Use this search box to find articles that have run in our newspapers over the last several years.

Documentary on stunt women packs a punch

By G. Michael Dobbs

Managing Editor

This week's DVDs are definitely a mixed bag.

Double Dare

When I was a kid learning about classic serials and westerns, I couldn't help but read about guys like Dave Sharpe, Tom Steele, and Yakima Canutt, stuntmen and second unit directors who added the action to action films.

Up until the 1960s and 70s, if you saw an actress performing a stunt, there was a good chance it was actually a man in drag. Stuntwomen came relatively late into the movies. Double Dare is a great documentary that examines the life and career of not only the trailblazer in women stunt doubles, Jeannie Epper, but one of the women who is a new stunt star, Zo Bell.

Among Epper's many credits is being Lynda Carter's double on the Wonder Woman television series. Bell was Lucy Lawless' double on the Xena series and Uma Thurman's stunt woman on the two Kill Bill movies.

Both are talented, likeable people who make their living in a pretty bizarre way taking calculated physical risks for others.

The film shows both the triumphs of these performers and the constant disadvantage they still face in the industry as women. For anyone who likes to go behind the scenes in filmmaking, Double Dare should be on your viewing list.

For more information, go to

Gunner's Palace

Here's another compelling documentary. Filmmaker Michael Tucker spent two months in 2003-2004 embedded with the U.S. Army 2/3 Field Artillery unit "The Gunners" and recorded their daily life in Iraq. The result is a film that brings forth wave after wave of conflicting emotions: sadness, anger, laughter, elation, hope and desperation.

The Gunners live in the partially bombed-out palace of Uday Hussein, one of Saddam's sons and it adds to the surreal nature of the war experience. Part of the structure is ruined, but they still can use the huge swimming pool on the grounds, as well as Uday's putting green.

Tucker talks to the soldiers while they are off duty and accompanies them to assignments such as routine patrols and raids to arrest suspected insurgents. One harrowing sequence dealt with a patrol seeing a box on a highway that could have been a bomb. Traffic is stopped while one member of the unit has to approach the box to see if indeed it's a bomb. It isn't a bomb and the soldiers speak about this aspect of the war in which soldiers must be cautious of a stray cardboard box or a paper on a street.

Every one concerned about the war should see this picture.

For more information, log onto

Prime Cut

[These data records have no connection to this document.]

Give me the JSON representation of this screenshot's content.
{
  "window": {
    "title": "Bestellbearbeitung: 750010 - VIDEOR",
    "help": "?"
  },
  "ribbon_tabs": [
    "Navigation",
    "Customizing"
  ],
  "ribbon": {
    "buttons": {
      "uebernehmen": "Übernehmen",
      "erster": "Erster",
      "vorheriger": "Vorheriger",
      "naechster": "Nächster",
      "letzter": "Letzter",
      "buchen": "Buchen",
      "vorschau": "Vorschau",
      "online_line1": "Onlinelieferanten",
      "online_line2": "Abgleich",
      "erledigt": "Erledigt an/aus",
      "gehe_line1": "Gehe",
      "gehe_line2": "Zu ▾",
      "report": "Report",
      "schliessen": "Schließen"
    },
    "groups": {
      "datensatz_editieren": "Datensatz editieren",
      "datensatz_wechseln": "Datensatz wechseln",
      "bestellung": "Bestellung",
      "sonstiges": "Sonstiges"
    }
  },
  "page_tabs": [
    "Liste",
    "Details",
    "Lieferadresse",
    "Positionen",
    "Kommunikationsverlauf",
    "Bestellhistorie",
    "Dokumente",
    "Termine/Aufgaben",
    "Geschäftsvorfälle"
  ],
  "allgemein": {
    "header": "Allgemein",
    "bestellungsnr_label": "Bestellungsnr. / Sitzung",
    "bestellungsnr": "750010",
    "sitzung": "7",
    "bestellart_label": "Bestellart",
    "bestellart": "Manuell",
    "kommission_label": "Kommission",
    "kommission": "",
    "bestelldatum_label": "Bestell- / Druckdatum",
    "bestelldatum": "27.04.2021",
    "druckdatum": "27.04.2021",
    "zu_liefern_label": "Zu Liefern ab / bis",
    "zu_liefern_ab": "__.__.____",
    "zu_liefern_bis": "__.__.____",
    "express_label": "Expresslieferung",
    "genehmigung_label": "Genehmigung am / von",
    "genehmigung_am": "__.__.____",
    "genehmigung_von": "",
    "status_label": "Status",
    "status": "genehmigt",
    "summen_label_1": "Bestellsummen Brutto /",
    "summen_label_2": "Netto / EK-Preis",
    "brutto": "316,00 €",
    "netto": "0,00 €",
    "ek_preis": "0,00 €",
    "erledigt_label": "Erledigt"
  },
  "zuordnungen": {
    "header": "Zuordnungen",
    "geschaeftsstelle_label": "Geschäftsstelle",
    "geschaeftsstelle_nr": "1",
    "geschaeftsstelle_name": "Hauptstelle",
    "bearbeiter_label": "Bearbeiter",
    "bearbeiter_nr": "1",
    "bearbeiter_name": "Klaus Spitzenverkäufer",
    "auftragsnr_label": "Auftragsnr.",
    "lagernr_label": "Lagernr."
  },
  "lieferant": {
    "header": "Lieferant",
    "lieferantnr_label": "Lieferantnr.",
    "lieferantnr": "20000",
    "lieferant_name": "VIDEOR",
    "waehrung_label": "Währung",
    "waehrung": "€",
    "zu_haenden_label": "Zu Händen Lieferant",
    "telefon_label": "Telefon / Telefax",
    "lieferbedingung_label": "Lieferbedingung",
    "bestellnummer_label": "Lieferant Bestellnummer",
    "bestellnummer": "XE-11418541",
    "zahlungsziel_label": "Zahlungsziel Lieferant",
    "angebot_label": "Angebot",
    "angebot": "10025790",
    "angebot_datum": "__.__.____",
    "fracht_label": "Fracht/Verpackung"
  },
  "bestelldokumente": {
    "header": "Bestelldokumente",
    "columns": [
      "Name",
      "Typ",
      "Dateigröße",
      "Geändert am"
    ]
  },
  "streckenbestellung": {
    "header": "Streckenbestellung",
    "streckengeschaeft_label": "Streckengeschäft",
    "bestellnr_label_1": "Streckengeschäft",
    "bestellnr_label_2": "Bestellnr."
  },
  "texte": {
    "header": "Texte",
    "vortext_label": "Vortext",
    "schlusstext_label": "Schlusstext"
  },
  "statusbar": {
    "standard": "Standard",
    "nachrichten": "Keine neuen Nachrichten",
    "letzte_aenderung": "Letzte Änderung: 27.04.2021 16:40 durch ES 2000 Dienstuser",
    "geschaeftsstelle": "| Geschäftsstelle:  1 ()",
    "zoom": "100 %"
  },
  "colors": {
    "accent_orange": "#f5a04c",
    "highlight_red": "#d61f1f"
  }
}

Oh boy, now this is a sick movie with big stars and from a major studio! Lee Marvin plays a mob member sent to Kansas City to collect $500,000 from Mary Anne (Gene Hackman), a cattle baron and meat packer who is also involved in activities like prostitution.

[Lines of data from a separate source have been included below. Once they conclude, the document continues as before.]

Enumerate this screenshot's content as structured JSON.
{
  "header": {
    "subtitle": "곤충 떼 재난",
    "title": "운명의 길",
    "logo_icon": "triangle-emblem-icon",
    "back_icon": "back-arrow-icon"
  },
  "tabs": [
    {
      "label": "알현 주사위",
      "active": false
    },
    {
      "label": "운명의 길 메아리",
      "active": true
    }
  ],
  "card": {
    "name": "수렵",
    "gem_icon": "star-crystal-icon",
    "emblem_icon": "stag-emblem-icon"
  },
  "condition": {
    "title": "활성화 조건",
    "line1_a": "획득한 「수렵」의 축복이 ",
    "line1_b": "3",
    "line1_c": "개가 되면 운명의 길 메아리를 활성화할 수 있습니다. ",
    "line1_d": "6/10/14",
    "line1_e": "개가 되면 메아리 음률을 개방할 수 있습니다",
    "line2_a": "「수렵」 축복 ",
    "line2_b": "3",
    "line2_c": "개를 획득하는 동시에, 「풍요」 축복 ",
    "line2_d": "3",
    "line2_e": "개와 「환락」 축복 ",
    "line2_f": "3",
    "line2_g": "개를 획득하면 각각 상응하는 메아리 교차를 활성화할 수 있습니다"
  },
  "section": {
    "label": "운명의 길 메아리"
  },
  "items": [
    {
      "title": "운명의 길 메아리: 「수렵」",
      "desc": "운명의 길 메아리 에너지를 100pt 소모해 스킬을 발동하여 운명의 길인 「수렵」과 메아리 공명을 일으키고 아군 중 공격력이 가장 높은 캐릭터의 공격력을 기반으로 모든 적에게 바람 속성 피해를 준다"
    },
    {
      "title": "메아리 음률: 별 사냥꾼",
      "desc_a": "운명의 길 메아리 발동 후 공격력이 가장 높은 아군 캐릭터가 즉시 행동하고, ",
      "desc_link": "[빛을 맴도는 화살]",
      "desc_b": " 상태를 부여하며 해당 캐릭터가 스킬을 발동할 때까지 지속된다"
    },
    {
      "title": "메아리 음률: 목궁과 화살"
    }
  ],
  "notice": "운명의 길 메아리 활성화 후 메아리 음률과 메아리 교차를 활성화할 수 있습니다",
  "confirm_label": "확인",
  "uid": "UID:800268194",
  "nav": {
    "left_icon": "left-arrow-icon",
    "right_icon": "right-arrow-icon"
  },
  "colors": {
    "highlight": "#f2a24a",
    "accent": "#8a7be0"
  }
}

Hackman doesn't want to pay up we knew that was coming and "on account" Marvin takes one of the girls whom Hackman has raised in an orphanage in order sell into bondage. Sissy Spacek, in one of her first screen roles, plays the girl with whom Marvin has instantly fallen into the purest love.

Oh sure.

Naturally, much nudity, profanity, gunplay and blood follow. How did the studio get these guys to perform in such a terrible film? This is on the same level of the sleaziest drive-in exploitation film and not a bit fun.

Avoid this one like the plague.

For more information, log onto

Starting Over

This is one of Burt Reynolds's best films, and perhaps most over-looked. In 1979, Reynolds was considered a macho action star and Starting Over provided him with a new acting challenge. He plays Phil Potter, a magazine writer who has broken up with his wife (Candice Bergen) who wants to pursue a career as a singer-songwriter. Potter is everything Reynolds' stock characters weren't: depressed, insecure and lonely.

Written by James L. Brooks, the film follows Potter as he puts together a new life for himself and meets a nursery school teacher played by Jill Clayburgh.

Funny and evocative, the film showcases Reynolds's acting ability and Bergen's tremendously bad vocals.

For more information, log onto